* Assignment: What you return must match the records word for word.

╭─ Record set

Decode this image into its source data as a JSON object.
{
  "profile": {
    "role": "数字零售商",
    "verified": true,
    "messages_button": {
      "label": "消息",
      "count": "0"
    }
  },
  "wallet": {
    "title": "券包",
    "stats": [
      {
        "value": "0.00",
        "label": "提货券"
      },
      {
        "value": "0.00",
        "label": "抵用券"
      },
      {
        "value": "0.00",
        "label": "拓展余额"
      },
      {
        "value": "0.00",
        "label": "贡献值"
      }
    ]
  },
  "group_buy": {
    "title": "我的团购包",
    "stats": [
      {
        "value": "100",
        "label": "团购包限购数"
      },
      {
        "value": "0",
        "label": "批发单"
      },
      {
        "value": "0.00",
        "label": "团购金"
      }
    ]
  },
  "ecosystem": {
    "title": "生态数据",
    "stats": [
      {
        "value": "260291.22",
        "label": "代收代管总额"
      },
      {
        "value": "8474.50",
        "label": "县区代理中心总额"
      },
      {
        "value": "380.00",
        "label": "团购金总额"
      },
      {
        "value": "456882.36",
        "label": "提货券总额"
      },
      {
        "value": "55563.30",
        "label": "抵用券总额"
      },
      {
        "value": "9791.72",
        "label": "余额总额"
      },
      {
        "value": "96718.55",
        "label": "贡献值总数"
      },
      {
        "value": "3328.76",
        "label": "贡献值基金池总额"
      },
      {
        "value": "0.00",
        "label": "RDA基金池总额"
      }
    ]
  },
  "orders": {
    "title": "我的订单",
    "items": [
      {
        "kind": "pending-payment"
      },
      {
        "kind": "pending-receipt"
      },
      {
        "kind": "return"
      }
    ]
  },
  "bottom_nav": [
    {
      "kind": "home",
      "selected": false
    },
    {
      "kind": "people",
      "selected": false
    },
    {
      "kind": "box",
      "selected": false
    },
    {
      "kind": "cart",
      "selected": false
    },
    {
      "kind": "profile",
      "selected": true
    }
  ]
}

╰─

* Written solution:
Decode this image into its source data as a JSON object.
{
  "profile": {
    "role": "数字零售商",
    "verified": true,
    "messages_button": {
      "label": "消息",
      "count": "0"
    }
  },
  "wallet": {
    "title": "券包",
    "stats": [
      {
        "value": "0.00",
        "label": "提货券"
      },
      {
        "value": "0.00",
        "label": "抵用券"
      },
      {
        "value": "0.00",
        "label": "拓展余额"
      },
      {
        "value": "0.00",
        "label": "贡献值"
      }
    ]
  },
  "group_buy": {
    "title": "我的团购包",
    "stats": [
      {
        "value": "100",
        "label": "团购包限购数"
      },
      {
        "value": "0",
        "label": "批发单"
      },
      {
        "value": "0.00",
        "label": "团购金"
      }
    ]
  },
  "ecosystem": {
    "title": "生态数据",
    "stats": [
      {
        "value": "260291.22",
        "label": "代收代管总额"
      },
      {
        "value": "8474.50",
        "label": "县区代理中心总额"
      },
      {
        "value": "380.00",
        "label": "团购金总额"
      },
      {
        "value": "456882.36",
        "label": "提货券总额"
      },
      {
        "value": "55563.30",
        "label": "抵用券总额"
      },
      {
        "value": "9791.72",
        "label": "余额总额"
      },
      {
        "value": "96718.55",
        "label": "贡献值总数"
      },
      {
        "value": "3328.76",
        "label": "贡献值基金池总额"
      },
      {
        "value": "0.00",
        "label": "RDA基金池总额"
      }
    ]
  },
  "orders": {
    "title": "我的订单",
    "items": [
      {
        "kind": "pending-payment"
      },
      {
        "kind": "pending-receipt"
      },
      {
        "kind": "return"
      }
    ]
  },
  "bottom_nav": [
    {
      "kind": "home",
      "selected": false
    },
    {
      "kind": "people",
      "selected": false
    },
    {
      "kind": "box",
      "selected": false
    },
    {
      "kind": "cart",
      "selected": false
    },
    {
      "kind": "profile",
      "selected": true
    }
  ]
}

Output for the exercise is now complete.